Silver Eagle, oil on canvas, 5" X 5", 2007

Augustus Saint-Gaudens
was a wonderful sculptor, especially of bas-relief. He also contributed designs for U.S. coins at the beginning of the 20th century, including the infamous double eagle. Modern U.S. bullion for gold and silver use a Saint-Gaudens design. The Silver Eagle is 1 troy ounce of 99.9% silver.

Five artists I wish I knew more about

Below are five artists whose work I've seen, but haven't been able to find enough pieces to satisfy my interest...

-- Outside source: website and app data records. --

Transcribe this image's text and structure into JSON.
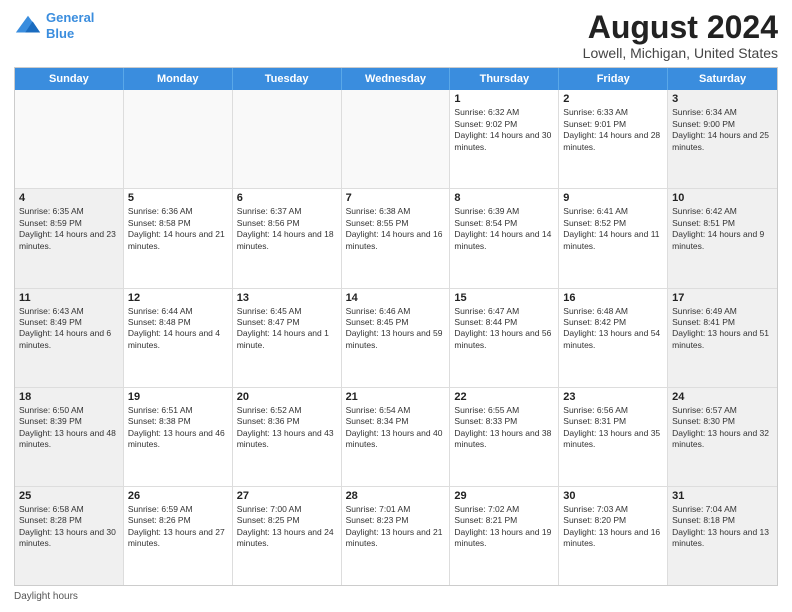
{
  "header": {
    "logo_line1": "General",
    "logo_line2": "Blue",
    "title": "August 2024",
    "subtitle": "Lowell, Michigan, United States"
  },
  "days_of_week": [
    "Sunday",
    "Monday",
    "Tuesday",
    "Wednesday",
    "Thursday",
    "Friday",
    "Saturday"
  ],
  "footer_label": "Daylight hours",
  "weeks": [
    [
      {
        "day": "",
        "empty": true
      },
      {
        "day": "",
        "empty": true
      },
      {
        "day": "",
        "empty": true
      },
      {
        "day": "",
        "empty": true
      },
      {
        "day": "1",
        "rise": "Sunrise: 6:32 AM",
        "set": "Sunset: 9:02 PM",
        "daylight": "Daylight: 14 hours and 30 minutes."
      },
      {
        "day": "2",
        "rise": "Sunrise: 6:33 AM",
        "set": "Sunset: 9:01 PM",
        "daylight": "Daylight: 14 hours and 28 minutes."
      },
      {
        "day": "3",
        "rise": "Sunrise: 6:34 AM",
        "set": "Sunset: 9:00 PM",
        "daylight": "Daylight: 14 hours and 25 minutes."
      }
    ],
    [
      {
        "day": "4",
        "rise": "Sunrise: 6:35 AM",
        "set": "Sunset: 8:59 PM",
        "daylight": "Daylight: 14 hours and 23 minutes."
      },
      {
        "day": "5",
        "rise": "Sunrise: 6:36 AM",
        "set": "Sunset: 8:58 PM",
        "daylight": "Daylight: 14 hours and 21 minutes."
      },
      {
        "day": "6",
        "rise": "Sunrise: 6:37 AM",
        "set": "Sunset: 8:56 PM",
        "daylight": "Daylight: 14 hours and 18 minutes."
      },
      {
        "day": "7",
        "rise": "Sunrise: 6:38 AM",
        "set": "Sunset: 8:55 PM",
        "daylight": "Daylight: 14 hours and 16 minutes."
      },
      {
        "day": "8",
        "rise": "Sunrise: 6:39 AM",
        "set": "Sunset: 8:54 PM",
        "daylight": "Daylight: 14 hours and 14 minutes."
      },
      {
        "day": "9",
        "rise": "Sunrise: 6:41 AM",
        "set": "Sunset: 8:52 PM",
        "daylight": "Daylight: 14 hours and 11 minutes."
      },
      {
        "day": "10",
        "rise": "Sunrise: 6:42 AM",
        "set": "Sunset: 8:51 PM",
        "daylight": "Daylight: 14 hours and 9 minutes."
      }
    ],
    [
      {
        "day": "11",
        "rise": "Sunrise: 6:43 AM",
        "set": "Sunset: 8:49 PM",
        "daylight": "Daylight: 14 hours and 6 minutes."
      },
      {
        "day": "12",
        "rise": "Sunrise: 6:44 AM",
        "set": "Sunset: 8:48 PM",
        "daylight": "Daylight: 14 hours and 4 minutes."
      },
      {
        "day": "13",
        "rise": "Sunrise: 6:45 AM",
        "set": "Sunset: 8:47 PM",
        "daylight": "Daylight: 14 hours and 1 minute."
      },
      {
        "day": "14",
        "rise": "Sunrise: 6:46 AM",
        "set": "Sunset: 8:45 PM",
        "daylight": "Daylight: 13 hours and 59 minutes."
      },
      {
        "day": "15",
        "rise": "Sunrise: 6:47 AM",
        "set": "Sunset: 8:44 PM",
        "daylight": "Daylight: 13 hours and 56 minutes."
      },
      {
        "day": "16",
        "rise": "Sunrise: 6:48 AM",
        "set": "Sunset: 8:42 PM",
        "daylight": "Daylight: 13 hours and 54 minutes."
      },
      {
        "day": "17",
        "rise": "Sunrise: 6:49 AM",
        "set": "Sunset: 8:41 PM",
        "daylight": "Daylight: 13 hours and 51 minutes."
      }
    ],
    [
      {
        "day": "18",
        "rise": "Sunrise: 6:50 AM",
        "set": "Sunset: 8:39 PM",
        "daylight": "Daylight: 13 hours and 48 minutes."
      },
      {
        "day": "19",
        "rise": "Sunrise: 6:51 AM",
        "set": "Sunset: 8:38 PM",
        "daylight": "Daylight: 13 hours and 46 minutes."
      },
      {
        "day": "20",
        "rise": "Sunrise: 6:52 AM",
        "set": "Sunset: 8:36 PM",
        "daylight": "Daylight: 13 hours and 43 minutes."
      },
      {
        "day": "21",
        "rise": "Sunrise: 6:54 AM",
        "set": "Sunset: 8:34 PM",
        "daylight": "Daylight: 13 hours and 40 minutes."
      },
      {
        "day": "22",
        "rise": "Sunrise: 6:55 AM",
        "set": "Sunset: 8:33 PM",
        "daylight": "Daylight: 13 hours and 38 minutes."
      },
      {
        "day": "23",
        "rise": "Sunrise: 6:56 AM",
        "set": "Sunset: 8:31 PM",
        "daylight": "Daylight: 13 hours and 35 minutes."
      },
      {
        "day": "24",
        "rise": "Sunrise: 6:57 AM",
        "set": "Sunset: 8:30 PM",
        "daylight": "Daylight: 13 hours and 32 minutes."
      }
    ],
    [
      {
        "day": "25",
        "rise": "Sunrise: 6:58 AM",
        "set": "Sunset: 8:28 PM",
        "daylight": "Daylight: 13 hours and 30 minutes."
      },
      {
        "day": "26",
        "rise": "Sunrise: 6:59 AM",
        "set": "Sunset: 8:26 PM",
        "daylight": "Daylight: 13 hours and 27 minutes."
      },
      {
        "day": "27",
        "rise": "Sunrise: 7:00 AM",
        "set": "Sunset: 8:25 PM",
        "daylight": "Daylight: 13 hours and 24 minutes."
      },
      {
        "day": "28",
        "rise": "Sunrise: 7:01 AM",
        "set": "Sunset: 8:23 PM",
        "daylight": "Daylight: 13 hours and 21 minutes."
      },
      {
        "day": "29",
        "rise": "Sunrise: 7:02 AM",
        "set": "Sunset: 8:21 PM",
        "daylight": "Daylight: 13 hours and 19 minutes."
      },
      {
        "day": "30",
        "rise": "Sunrise: 7:03 AM",
        "set": "Sunset: 8:20 PM",
        "daylight": "Daylight: 13 hours and 16 minutes."
      },
      {
        "day": "31",
        "rise": "Sunrise: 7:04 AM",
        "set": "Sunset: 8:18 PM",
        "daylight": "Daylight: 13 hours and 13 minutes."
      }
    ]
  ]
}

Ivor Hele
I came across his work at the amazing Illustration Art blog-- which is worth a couple of hours of searching itself. Here are Apatoff's two posts concerning Hele. (warning: link 2 could be considered risqué). Hele 1 and Hele 2.
I have a book on order from Australia, so I there's a chance I'll get a better handle on this amazing draftsman.

Saul Tepper

I have two life drawing nude sketches Tepper did, presumably at the Art Students League in New York. There is stuff out there on him, but I want a big, lusciously illustrated coffee table book-- like I have for Dean Cornwell.
Here are a couple of Tepper links... Tepper 1 Tepper 2
Oh, and I want a painting or two as well.

John Collier
It is incredibly frustrating to me that I can't find more stuff from Collier on the web. Read his bio here. Doesn't it seem like there should be a wealth of images out there? He was in the illustration annuals all through the late eighties and early nineties, and did a phenomenal step by step instruction piece for Communication arts magazine that I wish I could find again.
Collier 1 Collier 2 Collier 3 Collier 4

Georg Hendrik Breitner
I've only seen a few pieces, but they are stunners.
Breitner 1 Breitner 2 Breitner 3 Breitner 4

Celia Beaux
Her work appears in magazines like American Arts Review regularly, but there isn't a lot available on the web. I am however, going to see an exhibition of her work in Tacoma, and I'm sure there will be an accompanying book...
...or two.
Beaux 1 Beaux 2 Beaux 3

Saturday, December 1, 2007

Studio View with Snow (sold)

Studio View with Snow, oil on canvas, 10" X 8", 2007

e-mail me for purchase information

We had a bit of a snow storm this afternoon. It doesn't last long around these parts (it usually turns to rain), and will likely be gone by the time I wake up tomorrow.